"That is for my personal information. Only my doctor knows that, but nobody else needs to know," Hiebert said. "That is discrimination.

"I'm a healthy person. I've got natural immunity. I feel great. I do not need to be tested," she added. 

She was later fired.

A group of students from the school held up signs in support of Hiebert. She didn't know there would be specific support for her amid the protesters until the last minute.

Former Steinbach Regional Secondary School security Dani Hiebert (standing second from right) joined in with protesters Thursday. She was fired for not revealing her COVID-19 vaccination status and declining to be tested three times a week. (Ian Froese/CBC)

"It means the world. They are my kids. They always will be," she said. "They love me and I love them."

Hiebert, who admitted to being in contact with some students since her firing, says it's good for the kids to say how they really feel with everything that's transpired the past two years.

"It touches my heart. It makes me happy. And it's good for the kids," she said of the protest. "They've been bottling this up this whole time and now there's some closure with that."
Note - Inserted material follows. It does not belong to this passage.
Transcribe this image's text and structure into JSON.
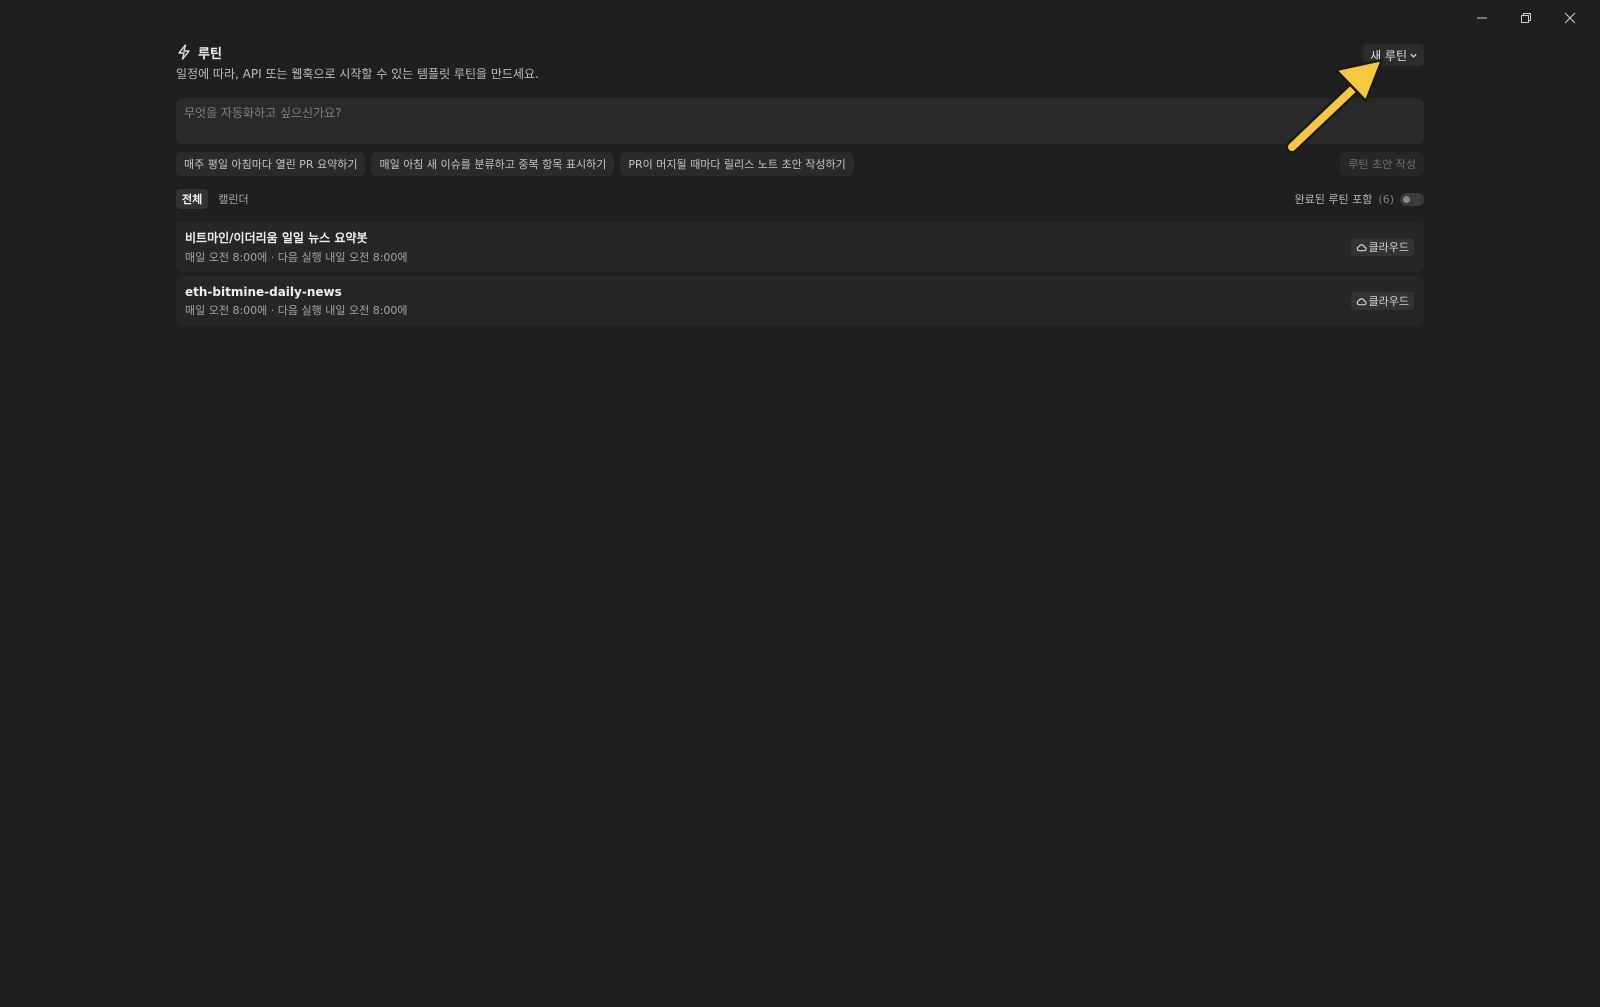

The protest at the school happened as semi-trailer trucks, farm equipment and other vehicles began a blockade at the Canada-U.S. border crossing at Emerson, Man., Thursday.

That demonstration is part of a series of similar protests in cities and at border crossings in recent weeks.

A spokesperson for protesters near the Manitoba Legislature grounds said they are not affiliated with the protests in Steinbach or Emerson. 

In a news conference Thursday, Justice Minister Kelvin Goertzen — who is also the MLA for Steinbach — said he understands the last two years have been difficult for students, and said he respected their right to protest.

But he said for adults, a school isn't an appropriate place for a demonstration. 

"I think it's important to remember that schools, hospitals — there are certain places that really aren't the appropriate places for those demonstrations and I think we have to be mindful of those places," Goertzen said.

"There are unique things happening there, there are more vulnerable populations sometimes.... Please just try to take some perspective of other people and what some of your actions are doing."

Protesters lined the street outside Steinbach Regional Secondary School on Thursday. (Ian Froese/CBC)

Premier Heather Stefanson and Education and Early Childhood Learning Minister Wayne Ewasko issued a joint statement after Goertzen met with the press, highlighting a similar message.

"We ask the protesters to respect that they are endangering children with their actions today. We hear their concerns, but the method in which they are expressing them is dangerous," the statement says.

"COVID-19 has turned our world upside down, especially for students. One of the biggest lessons we have learned is that in-person learning is best for children and youth, and students get so much more than education at school. School should be a place where students learn, develop, grow and explore, not one where they feel unsafe."

Speaking in the House of Commons earlier on Thursday, interim federal Conservative Leader Candice Bergen, who is the member of Parliament for the southern Manitoba riding of Portage-Lisgar, called on the people participating in the various convoys and border blockades to end the demonstrations.